So, the trick to avoid the crowds is to reverse their usual route. This, of course, will depend on where you’re staying in Lisbon, but I suggest you take the Metro to Santa Apolónia (Blue Line), walk up to the National Pantheon, and then make your way down to Rua de São Vicente and take it from there.
You’ll never get really lost in Alfama because the city finds a way to put you back on the right track. Eventually, you’ll end up near the river, somewhere between Praça do Comércio and Campo das Cebolas.
Assuming that you ended up between Praça do Comércio and Campo das Cebolas, you can now walk up or take the Metro to Baixa-Chiado (Blue Line).
Chiado is usually a shopping neighborhood but I will always associate it with Modernist Portuguese author Fernando Pessoa. Not only did he work and spend time at cafes in this area, but he was also born across the square from Lisbon’s Opera Theater, Teatro Nacional de São Carlos (you’ll find a statue dedicated to him here).
I like the contrasts in Chiado and it’s always been and will always be crowded, so I wouldn’t say the current atmosphere is the result of overtourism or a recent surge in popularity.
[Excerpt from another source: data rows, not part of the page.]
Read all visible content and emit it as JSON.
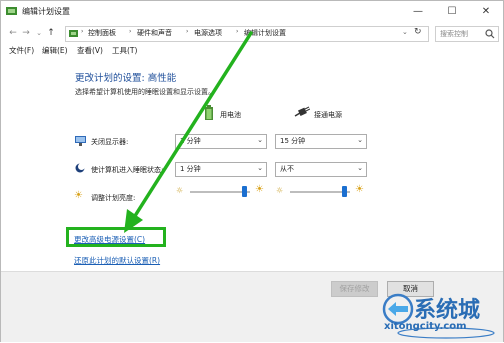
{
  "window": {
    "title": "编辑计划设置",
    "minimize": "—",
    "maximize": "☐",
    "close": "✕"
  },
  "nav": {
    "back": "←",
    "forward": "→",
    "dropdown": "⌄",
    "up": "↑"
  },
  "address": {
    "crumbs": [
      "控制面板",
      "硬件和声音",
      "电源选项",
      "编辑计划设置"
    ],
    "refresh": "↻",
    "search_placeholder": "搜索控制"
  },
  "menu": {
    "file": "文件(F)",
    "edit": "编辑(E)",
    "view": "查看(V)",
    "tools": "工具(T)"
  },
  "content": {
    "title": "更改计划的设置: 高性能",
    "description": "选择希望计算机使用的睡眠设置和显示设置。",
    "col_battery": "用电池",
    "col_plugged": "接通电源",
    "rows": [
      {
        "label": "关闭显示器:",
        "battery": "1 分钟",
        "plugged": "15 分钟"
      },
      {
        "label": "使计算机进入睡眠状态:",
        "battery": "1 分钟",
        "plugged": "从不"
      },
      {
        "label": "调整计划亮度:",
        "battery_level": 0.9,
        "plugged_level": 0.9
      }
    ],
    "link_advanced": "更改高级电源设置(C)",
    "link_restore": "还原此计划的默认设置(R)"
  },
  "footer": {
    "save": "保存修改",
    "cancel": "取消"
  },
  "watermark": {
    "brand_cn": "系统城",
    "brand_url": "xitongcity.com"
  },
  "colors": {
    "arrow": "#23b21e",
    "link": "#1b5fb5",
    "title": "#1e4e9a",
    "slider": "#1b6fd0"
  }
}
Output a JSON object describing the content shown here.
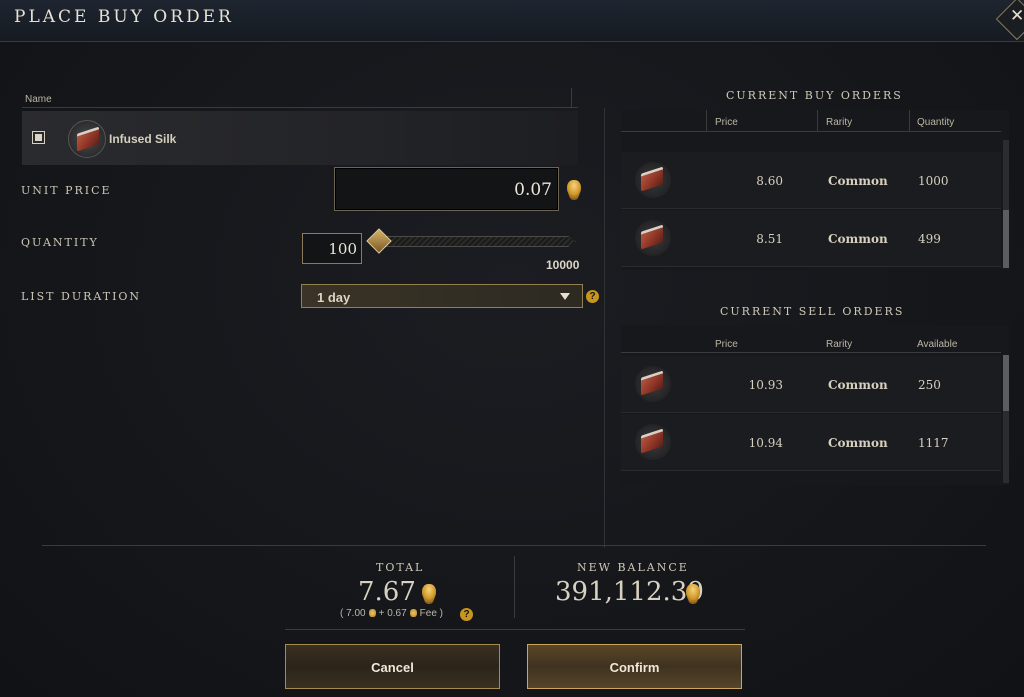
{
  "window": {
    "title": "PLACE BUY ORDER"
  },
  "item_table": {
    "header_name": "Name"
  },
  "item": {
    "name": "Infused Silk",
    "icon": "silk-bolt-icon"
  },
  "form": {
    "unit_price_label": "UNIT PRICE",
    "unit_price_value": "0.07",
    "quantity_label": "QUANTITY",
    "quantity_value": "100",
    "quantity_max": "10000",
    "duration_label": "LIST DURATION",
    "duration_value": "1 day",
    "help_glyph": "?"
  },
  "buy_orders": {
    "title": "CURRENT BUY ORDERS",
    "columns": [
      "Price",
      "Rarity",
      "Quantity"
    ],
    "rows": [
      {
        "price": "8.60",
        "rarity": "Common",
        "quantity": "1000"
      },
      {
        "price": "8.51",
        "rarity": "Common",
        "quantity": "499"
      }
    ]
  },
  "sell_orders": {
    "title": "CURRENT SELL ORDERS",
    "columns": [
      "Price",
      "Rarity",
      "Available"
    ],
    "rows": [
      {
        "price": "10.93",
        "rarity": "Common",
        "quantity": "250"
      },
      {
        "price": "10.94",
        "rarity": "Common",
        "quantity": "1117"
      }
    ]
  },
  "summary": {
    "total_label": "TOTAL",
    "total_value": "7.67",
    "fee_open": "( 7.00",
    "fee_plus": "+ 0.67",
    "fee_close": "Fee )",
    "balance_label": "NEW BALANCE",
    "balance_value": "391,112.39"
  },
  "buttons": {
    "cancel": "Cancel",
    "confirm": "Confirm"
  },
  "colors": {
    "gold_accent": "#c9a55d",
    "background": "#15171b",
    "coin": "#d19a2d"
  }
}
It’s a commercial district.
It’s also the neighborhood of one of my favorite art museums in Lisbon, and one I believe doesn’t get as much attention as it should: MNAC – Museu de Arte Contemporânea do Chiado (Contemporary Art Museum).
The museum is not very big (in size) but I believe it’s an important stop for cultural tourists interested in Portuguese art from the mid-19th century to the present time.